Following the tragic shooting at Marjory Stoneman Douglas High School in Parkland, Florida, 71% of Americans, including 58% of gun owners, agree the laws governing the sale of firearms need to be stricter. This is up from 64% in October 2017. More than one in five Americans (23%) say gun legislation should remain as it is, and only 5% think the laws covering gun sales should be less strict.
Regardless of demographic group, at least a majority of Americans think gun laws should be strengthened. Democrats (93%) and women (81%), especially those who live in a small city or the suburbs (84%), are among those most likely to support stricter gun laws.
Although those who say they voted for President Donald Trump (51%) and those who identify as strong Republicans (51%) are the least likely to want stricter gun laws, even a majority of these voters favor strengthening them.
Nearly three in four Americans (74%) believe the students who survived the assault in Parkland and are speaking out about gun violence will have either a major (34%) or minor (40%) impact on gun reform in the United States. 23% say they will not have any impact at all, and 3% are unsure.
“Americans are experiencing a heated debate over gun policy in the wake of the latest school shooting,” says Dr. Lee M. Miringoff, Director of The Marist College Institute for Public Opinion. “What jumps out in the findings is that there is not only widespread support for gun reform, but it has become a voting issue for gun reform advocates, especially women.”
Most registered voters nationally (85%) say a candidate’s position on gun legislation will influence their vote. Included here are 59% of registered voters who say a candidate’s stance on the issue will be a major factor and 26% who report it will be a minor one. 13% say it will not play a role in deciding their vote, and 2% are unsure.
Of note, 77% of Americans who say a candidate’s position on gun policy will have a major influence on their vote in this year’s midterm elections assert gun laws need to be strengthened.
Women (66%) are more likely than men (51%) to say gun policy plays a key role in their vote. While more than six in ten voters in the cities and suburbs have this view, even majorities of those living in small towns and rural areas say the same.
A majority of voters (54%) say they would definitely (34%) or probably (20%) vote for a congressional candidate who supports a ban on semi-automatic assault guns. This compares with 40% who report they would definitely (24%) or probably (16%) vote against a congressional hopeful who backed a ban.
Nearly six in ten gun owners (57%) would vote against a candidate who favors a ban on these weapons. But, more than one in three gun owners (35%) say they would vote for a candidate that supports prohibiting assault guns. Differences in opinion also exist along party lines, by age, by gender, and by geographic regions. Especially noteworthy is the divide between men and women who live in small cities or the suburbs. 72% of women in these communities say they would support a candidate who wants to ban assault guns. Only 46% of men in small cities or suburbs say the same.

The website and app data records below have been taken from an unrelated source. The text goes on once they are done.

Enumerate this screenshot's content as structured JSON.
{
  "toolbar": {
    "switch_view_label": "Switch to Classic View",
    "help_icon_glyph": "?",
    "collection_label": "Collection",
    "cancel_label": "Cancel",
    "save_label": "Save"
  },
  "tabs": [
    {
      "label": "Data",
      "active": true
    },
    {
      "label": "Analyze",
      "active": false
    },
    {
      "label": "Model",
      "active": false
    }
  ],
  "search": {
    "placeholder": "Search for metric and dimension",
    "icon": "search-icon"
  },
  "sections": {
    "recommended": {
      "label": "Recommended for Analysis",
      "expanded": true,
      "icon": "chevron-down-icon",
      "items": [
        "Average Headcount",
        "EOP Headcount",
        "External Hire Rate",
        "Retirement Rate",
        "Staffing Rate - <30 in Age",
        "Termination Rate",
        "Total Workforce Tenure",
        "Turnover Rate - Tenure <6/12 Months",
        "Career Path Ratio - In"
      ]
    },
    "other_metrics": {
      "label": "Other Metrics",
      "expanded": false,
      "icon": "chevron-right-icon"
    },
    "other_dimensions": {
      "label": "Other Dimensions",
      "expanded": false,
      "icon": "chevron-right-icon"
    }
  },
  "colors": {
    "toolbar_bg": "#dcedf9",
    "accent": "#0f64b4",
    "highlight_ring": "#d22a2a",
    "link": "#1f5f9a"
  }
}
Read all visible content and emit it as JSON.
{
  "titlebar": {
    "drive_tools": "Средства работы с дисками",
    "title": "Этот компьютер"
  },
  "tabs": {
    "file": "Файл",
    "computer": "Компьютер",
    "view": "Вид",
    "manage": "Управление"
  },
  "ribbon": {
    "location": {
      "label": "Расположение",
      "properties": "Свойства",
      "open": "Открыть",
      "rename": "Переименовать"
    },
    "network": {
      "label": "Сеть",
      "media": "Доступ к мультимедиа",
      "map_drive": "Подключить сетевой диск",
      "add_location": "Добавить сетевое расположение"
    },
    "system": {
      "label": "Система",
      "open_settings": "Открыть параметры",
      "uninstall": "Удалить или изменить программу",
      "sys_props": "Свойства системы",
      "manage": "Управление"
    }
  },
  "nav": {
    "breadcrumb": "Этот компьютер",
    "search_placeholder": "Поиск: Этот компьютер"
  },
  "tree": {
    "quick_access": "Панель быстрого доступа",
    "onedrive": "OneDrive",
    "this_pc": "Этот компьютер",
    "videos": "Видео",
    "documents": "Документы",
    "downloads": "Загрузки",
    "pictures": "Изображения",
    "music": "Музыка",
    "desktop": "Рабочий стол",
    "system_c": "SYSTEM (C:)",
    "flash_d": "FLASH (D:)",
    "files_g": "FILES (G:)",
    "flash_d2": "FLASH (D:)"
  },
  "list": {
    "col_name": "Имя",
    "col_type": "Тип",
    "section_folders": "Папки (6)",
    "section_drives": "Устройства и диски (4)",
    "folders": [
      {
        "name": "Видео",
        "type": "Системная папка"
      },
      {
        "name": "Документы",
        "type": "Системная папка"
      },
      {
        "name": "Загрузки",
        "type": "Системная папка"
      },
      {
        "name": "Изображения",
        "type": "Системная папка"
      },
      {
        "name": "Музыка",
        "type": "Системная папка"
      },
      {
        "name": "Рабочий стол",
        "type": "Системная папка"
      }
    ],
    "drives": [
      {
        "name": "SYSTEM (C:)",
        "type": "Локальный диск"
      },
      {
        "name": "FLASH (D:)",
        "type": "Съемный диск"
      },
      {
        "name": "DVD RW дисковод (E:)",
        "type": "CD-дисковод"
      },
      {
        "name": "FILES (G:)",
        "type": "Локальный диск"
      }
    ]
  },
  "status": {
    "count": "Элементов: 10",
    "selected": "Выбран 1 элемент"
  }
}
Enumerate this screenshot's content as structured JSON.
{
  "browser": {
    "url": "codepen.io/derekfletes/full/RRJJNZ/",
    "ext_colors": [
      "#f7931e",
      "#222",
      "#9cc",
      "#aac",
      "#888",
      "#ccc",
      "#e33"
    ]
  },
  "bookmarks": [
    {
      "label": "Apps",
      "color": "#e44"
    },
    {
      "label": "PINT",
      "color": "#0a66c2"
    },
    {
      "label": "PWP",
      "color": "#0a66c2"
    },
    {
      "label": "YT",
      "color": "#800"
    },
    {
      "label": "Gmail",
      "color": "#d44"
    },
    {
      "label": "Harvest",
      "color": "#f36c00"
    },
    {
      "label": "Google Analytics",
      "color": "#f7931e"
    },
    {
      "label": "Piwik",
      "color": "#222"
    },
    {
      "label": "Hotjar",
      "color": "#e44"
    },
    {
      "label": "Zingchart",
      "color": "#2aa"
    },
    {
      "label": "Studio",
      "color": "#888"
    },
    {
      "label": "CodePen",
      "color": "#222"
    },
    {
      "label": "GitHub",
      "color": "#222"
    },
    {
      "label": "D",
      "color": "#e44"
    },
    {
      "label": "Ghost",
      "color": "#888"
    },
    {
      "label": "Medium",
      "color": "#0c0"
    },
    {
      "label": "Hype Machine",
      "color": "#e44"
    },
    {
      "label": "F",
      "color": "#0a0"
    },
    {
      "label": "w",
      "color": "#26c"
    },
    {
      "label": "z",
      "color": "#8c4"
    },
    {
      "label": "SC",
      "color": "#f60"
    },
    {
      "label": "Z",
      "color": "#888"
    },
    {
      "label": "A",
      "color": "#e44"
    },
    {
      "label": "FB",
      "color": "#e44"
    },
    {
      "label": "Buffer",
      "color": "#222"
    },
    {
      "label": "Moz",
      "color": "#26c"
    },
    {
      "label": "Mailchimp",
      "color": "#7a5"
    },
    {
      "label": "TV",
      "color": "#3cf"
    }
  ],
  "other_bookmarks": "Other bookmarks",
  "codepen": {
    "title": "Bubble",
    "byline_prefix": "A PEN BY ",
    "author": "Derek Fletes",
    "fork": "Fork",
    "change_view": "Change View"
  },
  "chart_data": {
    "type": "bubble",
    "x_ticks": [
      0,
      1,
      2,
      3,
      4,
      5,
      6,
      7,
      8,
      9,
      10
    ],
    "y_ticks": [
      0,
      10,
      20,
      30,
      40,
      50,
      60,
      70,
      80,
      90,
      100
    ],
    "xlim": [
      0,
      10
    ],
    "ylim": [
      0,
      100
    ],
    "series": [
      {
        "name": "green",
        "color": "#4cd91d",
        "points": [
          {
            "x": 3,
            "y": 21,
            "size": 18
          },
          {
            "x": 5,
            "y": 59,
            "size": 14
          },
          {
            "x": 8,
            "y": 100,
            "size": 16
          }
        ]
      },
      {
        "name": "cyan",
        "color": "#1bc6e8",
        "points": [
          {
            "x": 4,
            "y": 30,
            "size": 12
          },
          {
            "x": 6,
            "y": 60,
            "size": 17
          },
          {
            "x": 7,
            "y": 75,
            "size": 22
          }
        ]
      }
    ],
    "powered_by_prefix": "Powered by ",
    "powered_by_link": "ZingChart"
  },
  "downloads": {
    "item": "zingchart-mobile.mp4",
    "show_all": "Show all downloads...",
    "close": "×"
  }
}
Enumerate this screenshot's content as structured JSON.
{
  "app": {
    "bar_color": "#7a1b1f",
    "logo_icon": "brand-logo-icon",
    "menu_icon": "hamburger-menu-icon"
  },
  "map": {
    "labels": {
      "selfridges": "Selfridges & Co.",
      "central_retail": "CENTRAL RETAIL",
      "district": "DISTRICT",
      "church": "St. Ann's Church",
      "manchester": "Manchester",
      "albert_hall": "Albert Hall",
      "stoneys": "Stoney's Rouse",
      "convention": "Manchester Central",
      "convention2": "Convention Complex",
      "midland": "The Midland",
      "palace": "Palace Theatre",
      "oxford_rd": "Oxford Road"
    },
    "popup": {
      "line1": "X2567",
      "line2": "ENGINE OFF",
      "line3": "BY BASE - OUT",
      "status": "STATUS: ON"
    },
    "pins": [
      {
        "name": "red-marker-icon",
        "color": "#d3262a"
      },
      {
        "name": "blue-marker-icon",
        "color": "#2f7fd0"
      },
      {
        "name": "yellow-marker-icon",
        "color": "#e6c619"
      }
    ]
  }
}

When it comes to the NRA, a majority of voters (51%) think they would definitely or probably vote against a congressional candidate who receives campaign contributions from the National Rifle Association. In contrast, 37% of voters say they would probably or definitely vote for a candidate who accepts campaign donations from the NRA.
80% of Democrats and 51% of independents would vote against a candidate with NRA contributions while 70% of Republicans would vote for such a candidate.
“Last week’s shooting revitalized the debate over gun policy,” says Dr. Lee M. Miringoff, Director of The Marist College Institute for Public Opinion. “If this intensity of debate continues to shape discourse through the midterms, candidates running for office will need to pay careful attention to the issue.”
Advocates for gun reform are currently intent on taking their views to the ballot box. 62% of voters who say a candidate’s position on gun reform will greatly influence their vote say they will definitely (45%) or probably (17%) vote against a candidate who receives donations from the NRA. NRA contributions to candidates are particularly concerning to African American voters (74%), Latino voters (54%), women (61%), and voters who live in the suburbs (62%), or urban areas (61%). Although notable proportions of white voters (48%), men (39%), and voters living in small towns (40%) or rural areas (39%) share this view, these voters are less likely to say a contribution from the NRA is a strike against a congressional candidate.
Looking at the generic congressional ballot question, a plurality of voters nationally (46%) support the Democrat in their district compared with 39% who back the Republican. 55% of voters who report a candidate’s stance on gun legislation will greatly impact their vote say they will vote for the Democrat compared with 32% who will vote for the Republican.
“In past elections, Democrats have steered clear of gun reform, and Republicans were eager to trumpet their position,” says Dr. Lee M. Miringoff, Director of The Marist College Institute for Public Opinion. “Right now, it’s the Democrats that have the advantage on the issue among voters.”
President Trump’s job approval rating stands at 38% among residents nationally. 54% disapprove of the president’s job performance, and 9% are unsure. This is little changed from Marist’s survey in early February.
Complete February 23, 2018 Marist Poll Release of the United States
Complete February 23, 2018 Marist Poll of the United States (Tables of Adults and Registered Voters)
Marist Poll Methodology
Nature of the Sample